Dr Swan graduated with his first PhD in Nuclear Physics from the University of Surrey in 2011
You said, “Cosmos wasn’t only about stars and planets; it was about the astronomers themselves, the cultures they endured and the persecution they faced from the Church.” Can you expand upon this?
When I was young, I wanted to understand why religious leaders persecuted scientists such as Galileo and Copernicus. From my research, I've come to understand that they saw the scientists as a threat to beliefs that they were emotionally invested in. Scientific truth was, therefore, undesirable, regardless of whether it was right and proponents of that truth were, therefore, discouraged through persecution. In more recent centuries, some religionists still cling to similar claims, such as thinking that the Earth is 6,000 years old, that is part of a belief system they are emotionally invested in. If they were in control of the government, they would probably also try to ‘discourage’ archaeologists and scientists who contradicted their claims.
How do you think the research helps in our understanding of religious deities and superheroes?
Ambivalence, ambiguity, and the two other features of our ‘God template’ that we found (that Gods are usually rated more of a benefit than fictional characters and they have mind-based abilities, which have also been shown to be more beneficial) support the idea that we believe in Gods because we want to believe in them. They can improve our lives in significant ways, so we want to believe they are real and we will find ways to base our reasoning to that end. This ‘motivated reasoning’ account has been proposed by scholars for centuries (like Sigmund Freud and David Hume), but it is often dismissed because some Gods can appear threatening and why would we want to believe in threatening Gods? Our study supports the account and adds to it by suggesting that threat is a necessary part of God's features. Threat is part of any God's ambivalence, but it also gets our attention (as it does for fictional characters), which may be important. Once they've gotten our attention, it's their beneficial features that get our belief. Fictional characters get our attention by being threatening, but they don't do enough to improve our lives. Some, like Santa Claus, can improve our lives but don't threaten us enough to get our constant attention.
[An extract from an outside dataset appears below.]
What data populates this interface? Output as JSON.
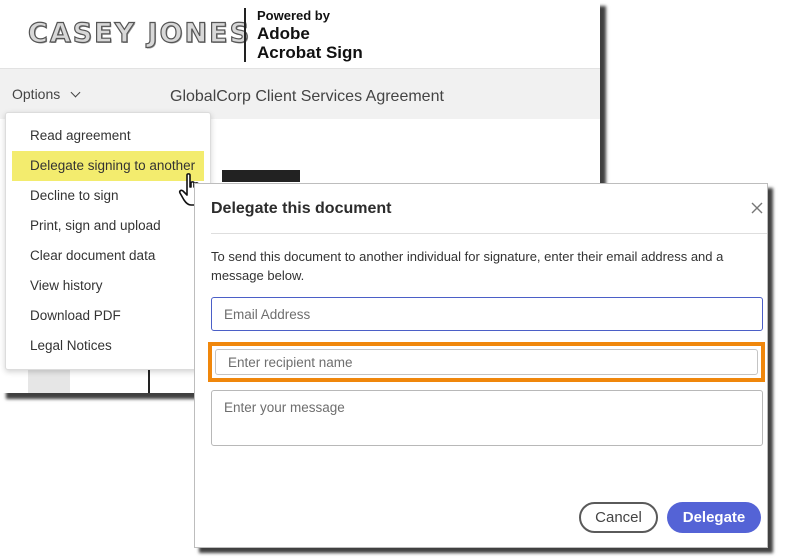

Gods do both.
Joaquin Phoenix as Joker
In the context of the movie Joker (though he is an anti-hero, he is a hero for many) and the negative publicity it was drawing, what kind of influence does movies like these have?
I have not watched the Joker nor am I aware of its negative publicity. As far as I'm aware, the Joker is not a supernatural being, so wouldn't be included in our study, which sought to determine why only some supernatural beings are believed and worshipped. However, Joker is a highly threatening character, which is something that attracts our attention. His unusual methods and unpredictability are things that would add to the threat we perceive in him. Furthermore, the Joker, and many modern villains such as Thanos, are depicted in ways that make us understand their motives and see their logic, even if we ultimately disagree with them. This can make them potentially beneficial to us, if our motives were to become compatible, which, as for Gods, may ultimately make them more believable to us. I'm not saying people will start a Joker religion, but it probably makes him a more believable on-screen character.